by Frank Schnittger
Wed Jul 1st, 2015 at 08:42:43 AM EST
I have been holed up in the Tyrone Guthrie Centre for the past few days at the invitation of an artist friend. It's a rambling old country house on a beautiful wooded lakeside estate set in the drumlin countryside of County Monaghan. Artists of all stripes can stay here (subject to acceptance of application) at state subsidized rates to meet, work, and reflect on their practice. At the moment it is full of quite an eclectic and international mix of novelists, painters, printers, composers and performance artists. The estate was gifted to the people of Ireland by the family of Tyrone Guthrie, a noted theater director in Ireland, England, Canada and the United States.
As a lowly blogger I don't feel particularly qualified to take part in the many informal discussions between artists of wildly different backgrounds, but it did get me thinking about the apparent decline of my own particular art form: the community blog; and more particularly, my favorite platform, the European Tribune. Why have we gone so quiet, and is there anything that can be done about it?
Hidden within the 355 comments on End game for Greece? are a couple of sub-threads which begin to deal with this issue. rz set the ball rolling:
It has become very quite here at the European Tribune.

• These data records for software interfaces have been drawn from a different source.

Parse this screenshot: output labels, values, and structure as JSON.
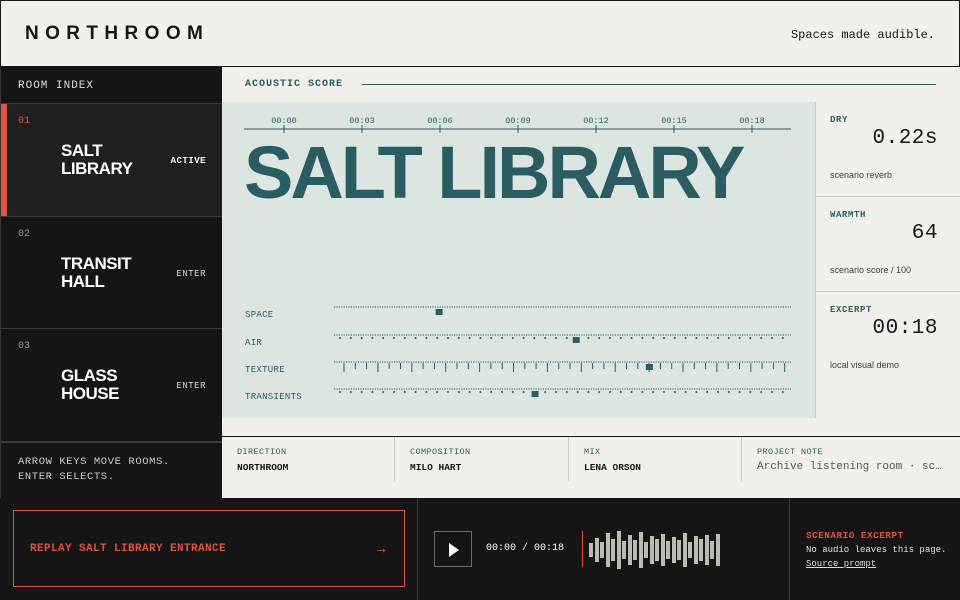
{
  "header": {
    "brand": "NORTHROOM",
    "tagline": "Spaces made audible."
  },
  "sidebar": {
    "title": "ROOM INDEX",
    "rooms": [
      {
        "num": "01",
        "name": "SALT LIBRARY",
        "state": "ACTIVE",
        "active": true
      },
      {
        "num": "02",
        "name": "TRANSIT HALL",
        "state": "ENTER",
        "active": false
      },
      {
        "num": "03",
        "name": "GLASS HOUSE",
        "state": "ENTER",
        "active": false
      }
    ],
    "hint_line1": "ARROW KEYS MOVE ROOMS.",
    "hint_line2": "ENTER SELECTS."
  },
  "score": {
    "label": "ACOUSTIC SCORE",
    "timeline": [
      "00:00",
      "00:03",
      "00:06",
      "00:09",
      "00:12",
      "00:15",
      "00:18"
    ],
    "hero_title": "SALT LIBRARY",
    "tracks": [
      {
        "label": "SPACE",
        "position": 0.23
      },
      {
        "label": "AIR",
        "position": 0.53
      },
      {
        "label": "TEXTURE",
        "position": 0.69
      },
      {
        "label": "TRANSIENTS",
        "position": 0.44
      }
    ]
  },
  "metrics": [
    {
      "label": "DRY",
      "value": "0.22s",
      "sub": "scenario reverb"
    },
    {
      "label": "WARMTH",
      "value": "64",
      "sub": "scenario score / 100"
    },
    {
      "label": "EXCERPT",
      "value": "00:18",
      "sub": "local visual demo"
    }
  ],
  "credits": [
    {
      "label": "DIRECTION",
      "value": "NORTHROOM"
    },
    {
      "label": "COMPOSITION",
      "value": "MILO HART"
    },
    {
      "label": "MIX",
      "value": "LENA ORSON"
    },
    {
      "label": "PROJECT NOTE",
      "value": "Archive listening room · sc…"
    }
  ],
  "player": {
    "replay_label": "REPLAY SALT LIBRARY ENTRANCE",
    "replay_arrow": "→",
    "time": "00:00 / 00:18",
    "waveform": [
      0.35,
      0.6,
      0.4,
      0.85,
      0.55,
      0.95,
      0.45,
      0.75,
      0.5,
      0.9,
      0.4,
      0.7,
      0.55,
      0.8,
      0.45,
      0.65,
      0.5,
      0.85,
      0.4,
      0.7,
      0.55,
      0.75,
      0.45,
      0.8
    ],
    "excerpt_title": "SCENARIO EXCERPT",
    "excerpt_note": "No audio leaves this page.",
    "excerpt_link": "Source prompt"
  },
  "colors": {
    "accent": "#e0533c",
    "teal": "#2a5d62",
    "dark": "#151515",
    "paper": "#f2f0eb",
    "score_bg": "#dde5e1"
  }
}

Why is that? Maybe we all feel that things are total spinning out of control and there is nothing left to do about it.
To which rifek replied:
The European discussion is over, everything that matters now happens on the national level.

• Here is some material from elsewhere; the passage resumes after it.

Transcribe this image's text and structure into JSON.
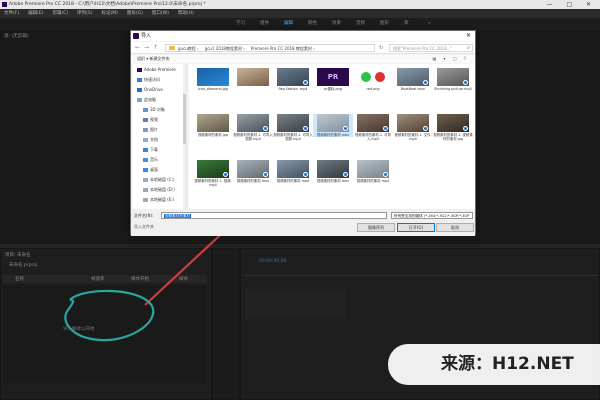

It could be that the possibility of a solution is so remote, everyone is throwing their hands in the air. That's pretty much the case here in the US (I figure we're a generation away yet from people taking to the streets, although an old-fashioned food shortage could change that in a hurry.). Or it could be that we're in the opposite of an academic debate (where the debates are so bitter because there is so little at stake): The stakes are so high, debate isn't much of a priority. Two men in a burning building can't stop to argue.
And Migeru weighed in:
What is there to discuss? The European Union is institutionally hopeless
Whereas Upstate NY was more upbeat:
There is a silence. But sometimes, from reading you all for years, I also always hear your voices in the silence. ET is special in that way.
I want to try to weave together the many other comments on those sub-threads to come up with an overview of why ET may be in decline, and to come to an initial analysis of what might be done about it, always assuming that community blogging is an art form worth preserving and indeed one which should be developed further.
by Frank Schnittger
Sun Jun 28th, 2015 at 12:07:34 PM EST
Let us assume for the moment that the Greek people reject the Eurogroup ultimatum by an overwhelming margin and that the EU/Troika/Council/EuroGroup continue their childish stance of throwing sand in the face of Tsipras/Varoufakis every time they make a proposal. Let us further assume that despite running a structural primary surplus the Greek Government runs out cash in the near future: so much so that it has to default on its IMF loans and has difficulty paying wages, pensions and contractors.
This will be mainly because the current crisis has further depressed the economy and created a crisis of confidence which will result in the citizenry and businesses hoarding cash thereby depressing tax revenues further. Banks will also struggle for liquidity in the absence of further ELA assistance from the ECB. Thus, even though the state and the banks may still be technically solvent, liquidity will become a huge problem, the more so because the cash cow of the tourist industry appears to be in severe recession.
What will happen then?
by DoDo - May 1
by gmoke - Apr 28